* [YOUR GOAL]:
Copy all records verbatim.

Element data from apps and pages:
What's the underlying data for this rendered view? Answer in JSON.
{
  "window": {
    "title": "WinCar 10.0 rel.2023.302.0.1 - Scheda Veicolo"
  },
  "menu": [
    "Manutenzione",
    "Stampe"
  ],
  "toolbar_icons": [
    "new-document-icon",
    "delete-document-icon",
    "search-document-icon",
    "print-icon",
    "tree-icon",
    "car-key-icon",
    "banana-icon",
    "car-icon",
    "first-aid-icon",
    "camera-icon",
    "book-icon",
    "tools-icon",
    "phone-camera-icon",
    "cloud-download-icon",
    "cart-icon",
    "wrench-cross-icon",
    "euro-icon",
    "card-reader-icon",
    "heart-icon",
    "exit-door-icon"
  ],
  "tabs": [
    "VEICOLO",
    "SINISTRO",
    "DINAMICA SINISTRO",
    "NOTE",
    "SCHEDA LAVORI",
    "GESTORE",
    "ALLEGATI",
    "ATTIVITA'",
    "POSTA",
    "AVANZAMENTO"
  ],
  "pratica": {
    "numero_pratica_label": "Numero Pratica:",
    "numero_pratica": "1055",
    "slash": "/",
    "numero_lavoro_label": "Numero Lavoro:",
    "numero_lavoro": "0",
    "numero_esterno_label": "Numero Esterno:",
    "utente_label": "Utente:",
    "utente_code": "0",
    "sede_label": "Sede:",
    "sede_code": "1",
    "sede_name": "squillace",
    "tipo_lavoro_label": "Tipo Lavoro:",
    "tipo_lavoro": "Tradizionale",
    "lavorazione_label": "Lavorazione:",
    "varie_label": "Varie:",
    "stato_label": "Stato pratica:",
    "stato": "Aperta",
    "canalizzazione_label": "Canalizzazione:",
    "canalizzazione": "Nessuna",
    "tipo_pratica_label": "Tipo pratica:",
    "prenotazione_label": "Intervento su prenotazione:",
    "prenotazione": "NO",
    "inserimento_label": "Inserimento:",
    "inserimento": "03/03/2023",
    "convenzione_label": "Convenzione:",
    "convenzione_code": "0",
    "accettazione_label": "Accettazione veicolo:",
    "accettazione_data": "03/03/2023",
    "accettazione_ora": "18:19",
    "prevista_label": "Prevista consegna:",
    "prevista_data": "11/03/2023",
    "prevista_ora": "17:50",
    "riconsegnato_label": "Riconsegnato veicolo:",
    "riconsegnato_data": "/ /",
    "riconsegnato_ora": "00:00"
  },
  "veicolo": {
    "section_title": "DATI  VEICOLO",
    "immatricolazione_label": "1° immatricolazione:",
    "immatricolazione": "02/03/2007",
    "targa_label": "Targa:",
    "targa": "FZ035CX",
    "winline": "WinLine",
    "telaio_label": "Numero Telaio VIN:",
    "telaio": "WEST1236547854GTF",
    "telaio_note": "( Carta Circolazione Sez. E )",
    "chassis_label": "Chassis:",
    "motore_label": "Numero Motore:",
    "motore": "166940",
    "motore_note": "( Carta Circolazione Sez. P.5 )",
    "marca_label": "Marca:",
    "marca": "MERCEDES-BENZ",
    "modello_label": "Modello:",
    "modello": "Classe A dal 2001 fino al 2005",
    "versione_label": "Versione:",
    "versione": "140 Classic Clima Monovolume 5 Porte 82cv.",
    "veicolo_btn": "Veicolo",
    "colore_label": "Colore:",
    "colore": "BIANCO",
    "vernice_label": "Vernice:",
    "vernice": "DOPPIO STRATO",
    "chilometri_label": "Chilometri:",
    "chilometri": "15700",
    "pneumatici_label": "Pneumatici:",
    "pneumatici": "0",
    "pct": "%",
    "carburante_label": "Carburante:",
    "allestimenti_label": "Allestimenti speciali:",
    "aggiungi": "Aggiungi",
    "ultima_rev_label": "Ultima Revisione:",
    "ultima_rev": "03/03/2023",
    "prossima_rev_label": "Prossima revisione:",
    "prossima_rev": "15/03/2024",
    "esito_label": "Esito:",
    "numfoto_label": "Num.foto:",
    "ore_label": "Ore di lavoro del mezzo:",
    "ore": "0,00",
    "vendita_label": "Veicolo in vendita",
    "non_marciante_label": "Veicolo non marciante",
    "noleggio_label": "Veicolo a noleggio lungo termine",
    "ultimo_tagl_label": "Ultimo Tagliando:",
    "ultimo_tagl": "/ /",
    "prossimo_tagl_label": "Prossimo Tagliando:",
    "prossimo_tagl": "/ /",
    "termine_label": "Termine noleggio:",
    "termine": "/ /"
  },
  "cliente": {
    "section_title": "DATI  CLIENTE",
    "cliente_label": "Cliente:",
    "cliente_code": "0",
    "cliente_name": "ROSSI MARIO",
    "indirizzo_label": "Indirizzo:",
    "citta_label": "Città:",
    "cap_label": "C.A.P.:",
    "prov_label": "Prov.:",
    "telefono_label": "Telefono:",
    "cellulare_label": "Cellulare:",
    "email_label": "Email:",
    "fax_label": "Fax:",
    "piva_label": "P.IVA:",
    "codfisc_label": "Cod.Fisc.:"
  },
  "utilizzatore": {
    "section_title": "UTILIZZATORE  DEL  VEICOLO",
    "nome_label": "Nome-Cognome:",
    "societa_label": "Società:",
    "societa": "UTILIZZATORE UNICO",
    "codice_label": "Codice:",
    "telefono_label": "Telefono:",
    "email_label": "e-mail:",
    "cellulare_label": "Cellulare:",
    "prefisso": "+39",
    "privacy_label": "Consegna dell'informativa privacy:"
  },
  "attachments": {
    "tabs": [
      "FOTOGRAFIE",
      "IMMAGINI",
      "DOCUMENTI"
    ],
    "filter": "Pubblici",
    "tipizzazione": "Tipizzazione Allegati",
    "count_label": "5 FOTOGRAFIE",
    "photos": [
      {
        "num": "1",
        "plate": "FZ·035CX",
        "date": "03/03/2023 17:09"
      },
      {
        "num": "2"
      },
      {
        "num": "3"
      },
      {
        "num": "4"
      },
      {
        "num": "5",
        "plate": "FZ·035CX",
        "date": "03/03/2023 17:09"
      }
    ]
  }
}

* [RESPONSE AREA]:
What's the underlying data for this rendered view? Answer in JSON.
{
  "window": {
    "title": "WinCar 10.0 rel.2023.302.0.1 - Scheda Veicolo"
  },
  "menu": [
    "Manutenzione",
    "Stampe"
  ],
  "toolbar_icons": [
    "new-document-icon",
    "delete-document-icon",
    "search-document-icon",
    "print-icon",
    "tree-icon",
    "car-key-icon",
    "banana-icon",
    "car-icon",
    "first-aid-icon",
    "camera-icon",
    "book-icon",
    "tools-icon",
    "phone-camera-icon",
    "cloud-download-icon",
    "cart-icon",
    "wrench-cross-icon",
    "euro-icon",
    "card-reader-icon",
    "heart-icon",
    "exit-door-icon"
  ],
  "tabs": [
    "VEICOLO",
    "SINISTRO",
    "DINAMICA SINISTRO",
    "NOTE",
    "SCHEDA LAVORI",
    "GESTORE",
    "ALLEGATI",
    "ATTIVITA'",
    "POSTA",
    "AVANZAMENTO"
  ],
  "pratica": {
    "numero_pratica_label": "Numero Pratica:",
    "numero_pratica": "1055",
    "slash": "/",
    "numero_lavoro_label": "Numero Lavoro:",
    "numero_lavoro": "0",
    "numero_esterno_label": "Numero Esterno:",
    "utente_label": "Utente:",
    "utente_code": "0",
    "sede_label": "Sede:",
    "sede_code": "1",
    "sede_name": "squillace",
    "tipo_lavoro_label": "Tipo Lavoro:",
    "tipo_lavoro": "Tradizionale",
    "lavorazione_label": "Lavorazione:",
    "varie_label": "Varie:",
    "stato_label": "Stato pratica:",
    "stato": "Aperta",
    "canalizzazione_label": "Canalizzazione:",
    "canalizzazione": "Nessuna",
    "tipo_pratica_label": "Tipo pratica:",
    "prenotazione_label": "Intervento su prenotazione:",
    "prenotazione": "NO",
    "inserimento_label": "Inserimento:",
    "inserimento": "03/03/2023",
    "convenzione_label": "Convenzione:",
    "convenzione_code": "0",
    "accettazione_label": "Accettazione veicolo:",
    "accettazione_data": "03/03/2023",
    "accettazione_ora": "18:19",
    "prevista_label": "Prevista consegna:",
    "prevista_data": "11/03/2023",
    "prevista_ora": "17:50",
    "riconsegnato_label": "Riconsegnato veicolo:",
    "riconsegnato_data": "/ /",
    "riconsegnato_ora": "00:00"
  },
  "veicolo": {
    "section_title": "DATI  VEICOLO",
    "immatricolazione_label": "1° immatricolazione:",
    "immatricolazione": "02/03/2007",
    "targa_label": "Targa:",
    "targa": "FZ035CX",
    "winline": "WinLine",
    "telaio_label": "Numero Telaio VIN:",
    "telaio": "WEST1236547854GTF",
    "telaio_note": "( Carta Circolazione Sez. E )",
    "chassis_label": "Chassis:",
    "motore_label": "Numero Motore:",
    "motore": "166940",
    "motore_note": "( Carta Circolazione Sez. P.5 )",
    "marca_label": "Marca:",
    "marca": "MERCEDES-BENZ",
    "modello_label": "Modello:",
    "modello": "Classe A dal 2001 fino al 2005",
    "versione_label": "Versione:",
    "versione": "140 Classic Clima Monovolume 5 Porte 82cv.",
    "veicolo_btn": "Veicolo",
    "colore_label": "Colore:",
    "colore": "BIANCO",
    "vernice_label": "Vernice:",
    "vernice": "DOPPIO STRATO",
    "chilometri_label": "Chilometri:",
    "chilometri": "15700",
    "pneumatici_label": "Pneumatici:",
    "pneumatici": "0",
    "pct": "%",
    "carburante_label": "Carburante:",
    "allestimenti_label": "Allestimenti speciali:",
    "aggiungi": "Aggiungi",
    "ultima_rev_label": "Ultima Revisione:",
    "ultima_rev": "03/03/2023",
    "prossima_rev_label": "Prossima revisione:",
    "prossima_rev": "15/03/2024",
    "esito_label": "Esito:",
    "numfoto_label": "Num.foto:",
    "ore_label": "Ore di lavoro del mezzo:",
    "ore": "0,00",
    "vendita_label": "Veicolo in vendita",
    "non_marciante_label": "Veicolo non marciante",
    "noleggio_label": "Veicolo a noleggio lungo termine",
    "ultimo_tagl_label": "Ultimo Tagliando:",
    "ultimo_tagl": "/ /",
    "prossimo_tagl_label": "Prossimo Tagliando:",
    "prossimo_tagl": "/ /",
    "termine_label": "Termine noleggio:",
    "termine": "/ /"
  },
  "cliente": {
    "section_title": "DATI  CLIENTE",
    "cliente_label": "Cliente:",
    "cliente_code": "0",
    "cliente_name": "ROSSI MARIO",
    "indirizzo_label": "Indirizzo:",
    "citta_label": "Città:",
    "cap_label": "C.A.P.:",
    "prov_label": "Prov.:",
    "telefono_label": "Telefono:",
    "cellulare_label": "Cellulare:",
    "email_label": "Email:",
    "fax_label": "Fax:",
    "piva_label": "P.IVA:",
    "codfisc_label": "Cod.Fisc.:"
  },
  "utilizzatore": {
    "section_title": "UTILIZZATORE  DEL  VEICOLO",
    "nome_label": "Nome-Cognome:",
    "societa_label": "Società:",
    "societa": "UTILIZZATORE UNICO",
    "codice_label": "Codice:",
    "telefono_label": "Telefono:",
    "email_label": "e-mail:",
    "cellulare_label": "Cellulare:",
    "prefisso": "+39",
    "privacy_label": "Consegna dell'informativa privacy:"
  },
  "attachments": {
    "tabs": [
      "FOTOGRAFIE",
      "IMMAGINI",
      "DOCUMENTI"
    ],
    "filter": "Pubblici",
    "tipizzazione": "Tipizzazione Allegati",
    "count_label": "5 FOTOGRAFIE",
    "photos": [
      {
        "num": "1",
        "plate": "FZ·035CX",
        "date": "03/03/2023 17:09"
      },
      {
        "num": "2"
      },
      {
        "num": "3"
      },
      {
        "num": "4"
      },
      {
        "num": "5",
        "plate": "FZ·035CX",
        "date": "03/03/2023 17:09"
      }
    ]
  }
}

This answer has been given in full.